Separately, so that’s your additional item?
James: That’s right.
Because most airlines allow you to travel with one small bag.
It will be yours?
James: That’s right, I have also found too that if your bag does go over the limit it depends on the airline but if your bag does ago over the limit they are often amenable to a bit of negotiation and trying you know, if you can sweet talk out of a fine or whatever the extra charges that they put on.
They do charge quite a lot?
James: They do, especially airlines like Jetstar.
Jetstar, that’s right, if you buy additional luggage you need to decide at the beginning that you want to carry on but my advice is always to check the small print before you fly.
Q: So what’s your advice for someone who may be considering traveling light?
James: My advice would be to think of your packing or think of what you take as just the necessities I suppose. So think about what your week or something looks inside a foreign country and how often you will be able to wash your clothes for example things like that and just be very pragmatic, don’t take anything that’s . . .
James: Yeah you need that minimalistic sort of lean traveller mindset to be able to do it, so then it’s so much easier, it’s so worth it.
It is so worth it.
Q: So what’s your top tip for somebody who wants to travel light?
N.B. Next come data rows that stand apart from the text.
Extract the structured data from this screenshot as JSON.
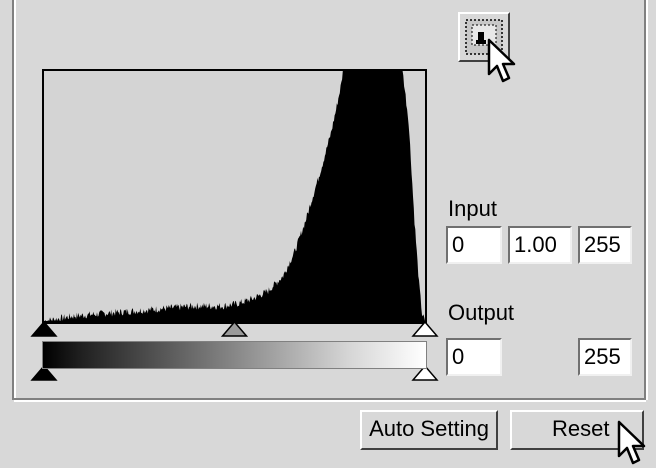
{
  "dialog": {
    "input_label": "Input",
    "output_label": "Output",
    "input_black": "0",
    "input_gamma": "1.00",
    "input_white": "255",
    "output_black": "0",
    "output_white": "255",
    "auto_setting_label": "Auto Setting",
    "reset_label": "Reset"
  },
  "icons": {
    "tool_button_icon": "eyedropper-set-point-icon",
    "cursor_icon": "arrow-cursor-icon"
  },
  "colors": {
    "panel_bg": "#d8d8d8",
    "histogram_bg": "#d4d4d4",
    "histogram_fill": "#000000"
  },
  "chart_data": {
    "type": "area",
    "x_range": [
      0,
      255
    ],
    "input_levels": {
      "black": 0,
      "gamma": 1.0,
      "white": 255
    },
    "output_levels": {
      "black": 0,
      "white": 255
    },
    "profile": [
      [
        0,
        0.0
      ],
      [
        10,
        0.01
      ],
      [
        20,
        0.02
      ],
      [
        40,
        0.03
      ],
      [
        60,
        0.04
      ],
      [
        80,
        0.05
      ],
      [
        100,
        0.06
      ],
      [
        120,
        0.06
      ],
      [
        130,
        0.07
      ],
      [
        140,
        0.09
      ],
      [
        150,
        0.12
      ],
      [
        160,
        0.18
      ],
      [
        168,
        0.28
      ],
      [
        175,
        0.4
      ],
      [
        180,
        0.5
      ],
      [
        186,
        0.62
      ],
      [
        192,
        0.75
      ],
      [
        196,
        0.86
      ],
      [
        199,
        0.95
      ],
      [
        200,
        1.0
      ],
      [
        230,
        1.0
      ],
      [
        240,
        1.0
      ],
      [
        244,
        0.8
      ],
      [
        248,
        0.4
      ],
      [
        251,
        0.15
      ],
      [
        253,
        0.03
      ],
      [
        255,
        0.0
      ]
    ]
  }
}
James: Good question, don’t be afraid to throw away clothes when they . . .
James: When you need to, that’s right, or put them in a charity bin, if there is one there to make your life easier I suppose.
That’s great, thanks James, it’s been wonderful talking to you.
James: No worries.
Thank you so much for your insights as a man traveling light, thanks.
James: No problem.